College means a lot of things to different people. Some go for the education, others for athletics, some for the friendships and almost all go for a degree. Weeks like this remind me that of all of the reasons to seek an undergraduate education, the most important is community. Something that a great number of us forget in the day-to-day routine of Princeton, and something which strongly impressed itself upon me during Princeton’s games, is what an amazing community Princeton can be. Cutting across class lines, closing academic divides and bridging age gaps, support of the home team brings people together like nothing else. It’s truly an incredible thing to have a member of the Class of 2014 and a member of the Class of 1961 cheering side by side with equal fervor for something they believe in. For those who contest the essential nature of athletics at an academic institution such as Princeton, I challenge you to find another area of undergraduate endeavor which so completely inspires and unites us.

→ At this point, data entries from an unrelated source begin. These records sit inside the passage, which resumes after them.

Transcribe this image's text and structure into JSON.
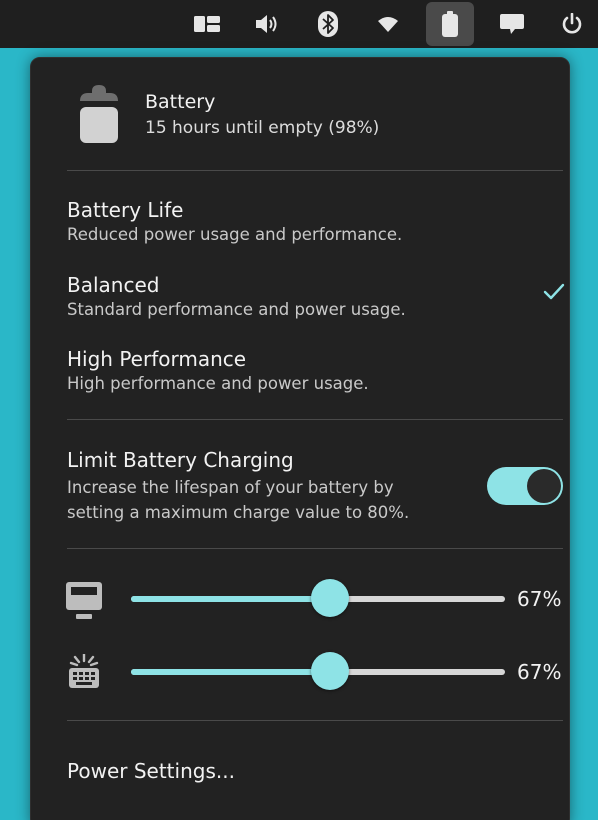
{
  "topbar": {
    "icons": [
      "window-switcher-icon",
      "volume-icon",
      "bluetooth-icon",
      "wifi-icon",
      "battery-icon",
      "notifications-icon",
      "power-icon"
    ],
    "active_icon": "battery-icon"
  },
  "battery": {
    "title": "Battery",
    "status": "15 hours until empty (98%)",
    "icon": "battery-icon"
  },
  "power_modes": [
    {
      "title": "Battery Life",
      "description": "Reduced power usage and performance.",
      "selected": false
    },
    {
      "title": "Balanced",
      "description": "Standard performance and power usage.",
      "selected": true
    },
    {
      "title": "High Performance",
      "description": "High performance and power usage.",
      "selected": false
    }
  ],
  "limit_charging": {
    "title": "Limit Battery Charging",
    "description": "Increase the lifespan of your battery by setting a maximum charge value to 80%.",
    "enabled": true
  },
  "sliders": [
    {
      "icon": "display-brightness-icon",
      "value": 67,
      "label": "67%"
    },
    {
      "icon": "keyboard-backlight-icon",
      "value": 67,
      "label": "67%"
    }
  ],
  "footer": {
    "power_settings": "Power Settings..."
  },
  "colors": {
    "accent": "#8ee3e6",
    "popover_bg": "#222222",
    "topbar_bg": "#1f1f1f",
    "desktop_bg": "#2ab7c8"
  }
}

Coming into Princeton from high school, I was highly skeptical of the almost cult-like reverence that college students and alumni of other institutions placed on athletic performance. I thought it comical that people would refer to their school’s team as “us” or “we,” saying, “We beat them,” or “We were so close.” I would call them out, telling them that it wasn’t they who had made the shot or won the game, but someone who just happened to go to their school and had nothing to do with the team whatsoever. What I didn’t realize was that those athletes weren’t just out there playing a game. They stand for something more than that. By donning the Princeton orange and black they act as representatives of our institution, the best representatives that Princeton has to offer in that contest. We take pride in our teams and support them because, in doing so, we are taking pride in and supporting ourselves. There is something about this blurring between our own identities and those of our athletic teams which moves people in ways nothing else can.

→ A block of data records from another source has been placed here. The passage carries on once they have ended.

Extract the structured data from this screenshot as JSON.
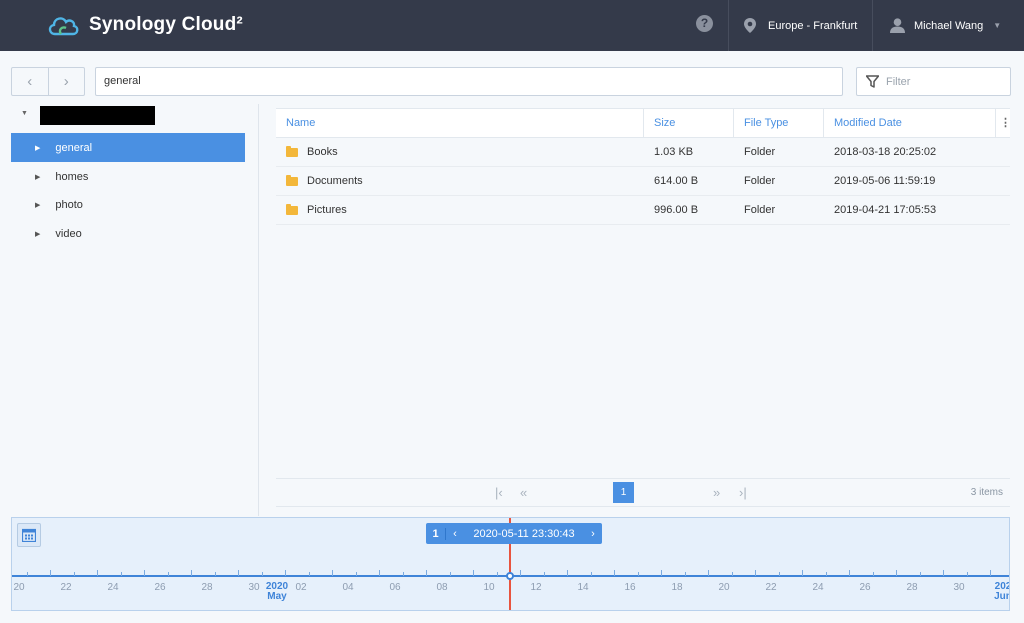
{
  "header": {
    "logo_text": "Synology Cloud²",
    "help_glyph": "?",
    "region": "Europe - Frankfurt",
    "user": "Michael Wang"
  },
  "toolbar": {
    "back_glyph": "‹",
    "forward_glyph": "›",
    "path": "general",
    "filter_placeholder": "Filter"
  },
  "tree": {
    "items": [
      {
        "label": "general"
      },
      {
        "label": "homes"
      },
      {
        "label": "photo"
      },
      {
        "label": "video"
      }
    ]
  },
  "table": {
    "columns": [
      "Name",
      "Size",
      "File Type",
      "Modified Date"
    ],
    "rows": [
      {
        "name": "Books",
        "size": "1.03 KB",
        "type": "Folder",
        "modified": "2018-03-18 20:25:02"
      },
      {
        "name": "Documents",
        "size": "614.00 B",
        "type": "Folder",
        "modified": "2019-05-06 11:59:19"
      },
      {
        "name": "Pictures",
        "size": "996.00 B",
        "type": "Folder",
        "modified": "2019-04-21 17:05:53"
      }
    ]
  },
  "pager": {
    "page": "1",
    "count": "3 items"
  },
  "timeline": {
    "version": "1",
    "datetime": "2020-05-11 23:30:43",
    "prev_glyph": "‹",
    "next_glyph": "›",
    "tick_labels": [
      "20",
      "22",
      "24",
      "26",
      "28",
      "30",
      "02",
      "04",
      "06",
      "08",
      "10",
      "12",
      "14",
      "16",
      "18",
      "20",
      "22",
      "24",
      "26",
      "28",
      "30"
    ],
    "month_may_year": "2020",
    "month_may": "May",
    "month_jun_year": "202",
    "month_jun": "Jun"
  },
  "colors": {
    "accent": "#4a90e2",
    "header_bg": "#343a4a",
    "folder": "#f3b73a",
    "cursor": "#e8543e"
  },
  "icons": [
    "synology-cloud-logo-icon",
    "help-icon",
    "location-pin-icon",
    "user-icon",
    "filter-icon",
    "folder-icon",
    "calendar-icon"
  ]
}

Princeton athletes including the men and women who played this past week and weekend inspire an additional level of pride, above and beyond the impressive feats of playing at NCAA tournaments. Athletes in the Ivy League have to deal with a tremendous amount of adversity in comparison to other schools around the country. From admissions barriers to academic workload, the Tigers are held to a much higher standard than is found throughout the NCAA. The fact that we can continue to perform at the national level athletically is something in which every Princetonian should take pride. As a school, we demonstrate that academic excellence doesn’t have to come at the price of athletic prowess.

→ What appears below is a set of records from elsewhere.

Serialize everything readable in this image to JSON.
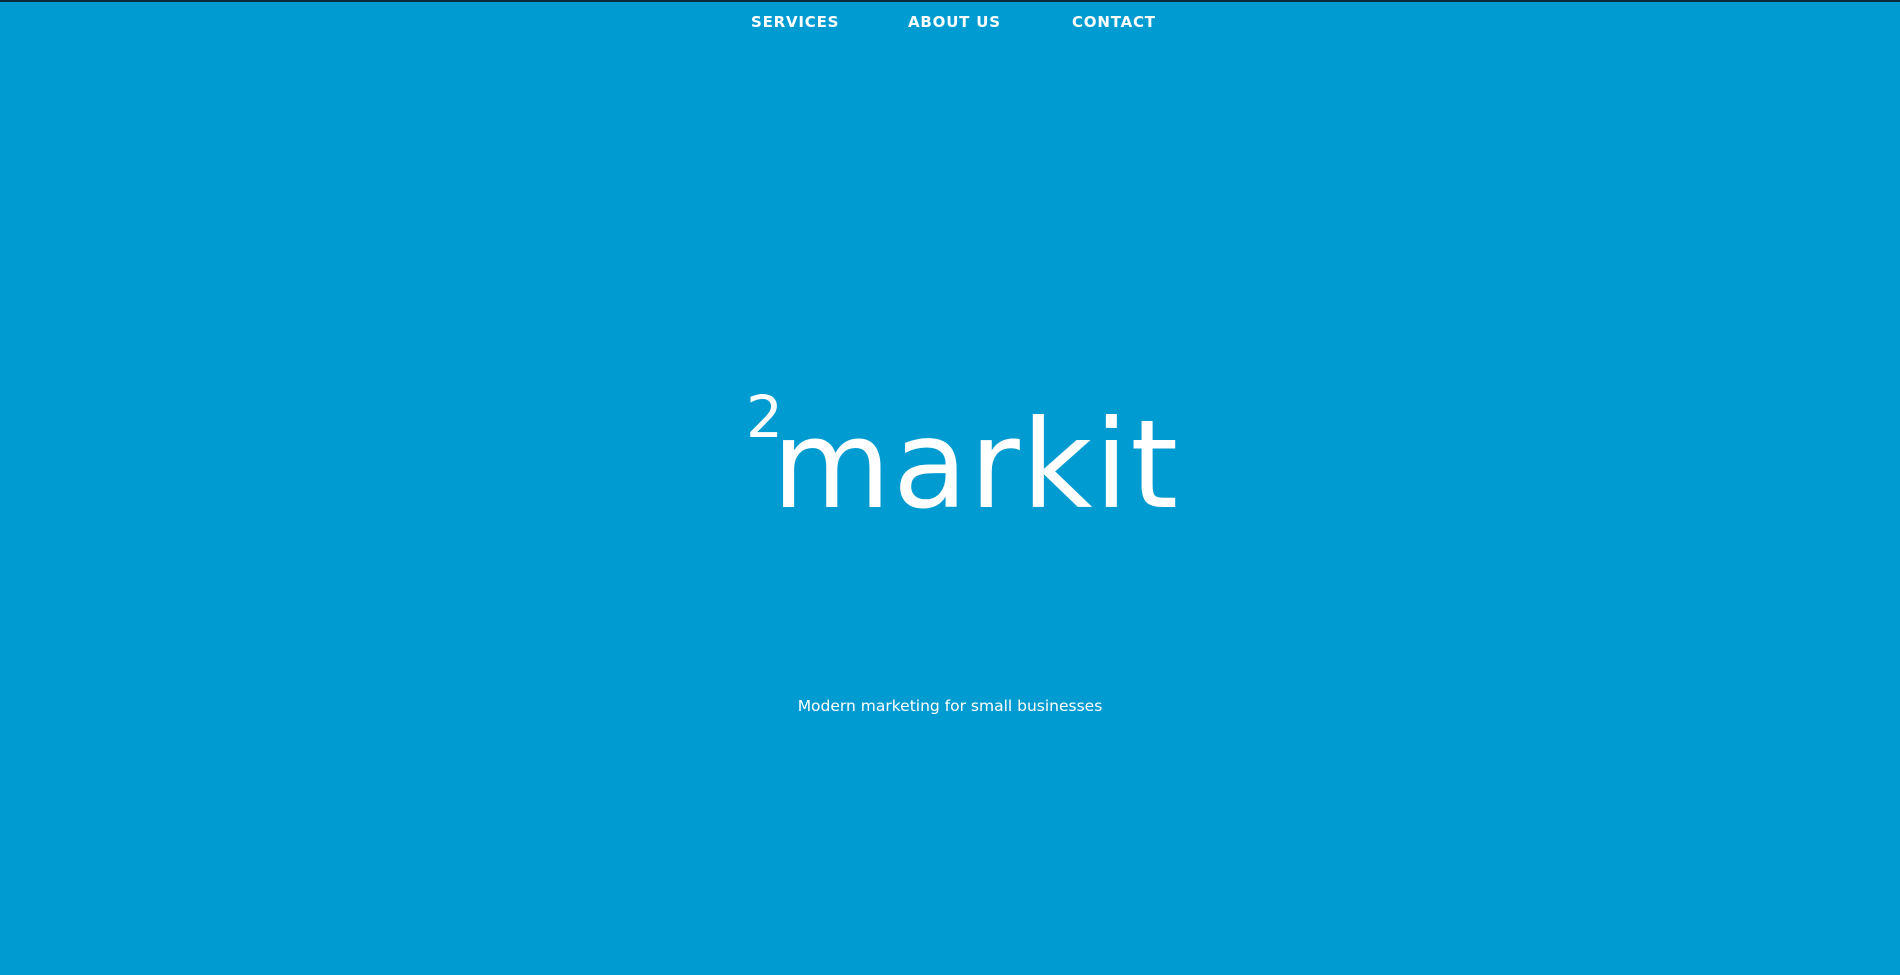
{
  "nav": {
    "items": [
      {
        "label": "SERVICES"
      },
      {
        "label": "ABOUT US"
      },
      {
        "label": "CONTACT"
      }
    ]
  },
  "hero": {
    "logo_superscript": "2",
    "logo_word": "markit",
    "tagline": "Modern marketing for small businesses"
  },
  "colors": {
    "background": "#009bd0",
    "text": "#ffffff",
    "top_border": "#0b2b3a"
  }
}
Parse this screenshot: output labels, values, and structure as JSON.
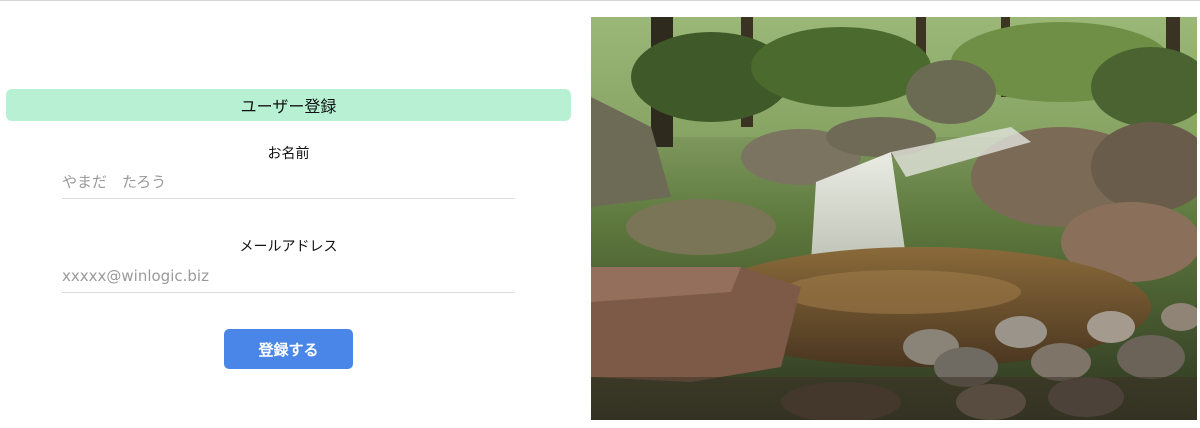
{
  "form": {
    "title": "ユーザー登録",
    "name_label": "お名前",
    "name_placeholder": "やまだ　たろう",
    "email_label": "メールアドレス",
    "email_placeholder": "xxxxx@winlogic.biz",
    "submit_label": "登録する"
  },
  "colors": {
    "title_bar": "#b8f0d4",
    "submit_button": "#4a86e8"
  },
  "image": {
    "subject": "forest-waterfall-photo"
  }
}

In a place where there can be a lack of general cohesiveness and genuine togetherness, the events of this past week have been a breath of fresh air. They represent what I hope will be a renewal of the Princeton spirit that burns inside all of us. I hope that all Princetonians take pride in and respect the accomplishments of our basketball teams this past week. Like we yelled last Saturday and will continue to yell for generations to come, “GO PRINCETON!”
Nathan Mathabane is a sophomore from Portland, Ore. He can be reached at firstname.lastname@example.org.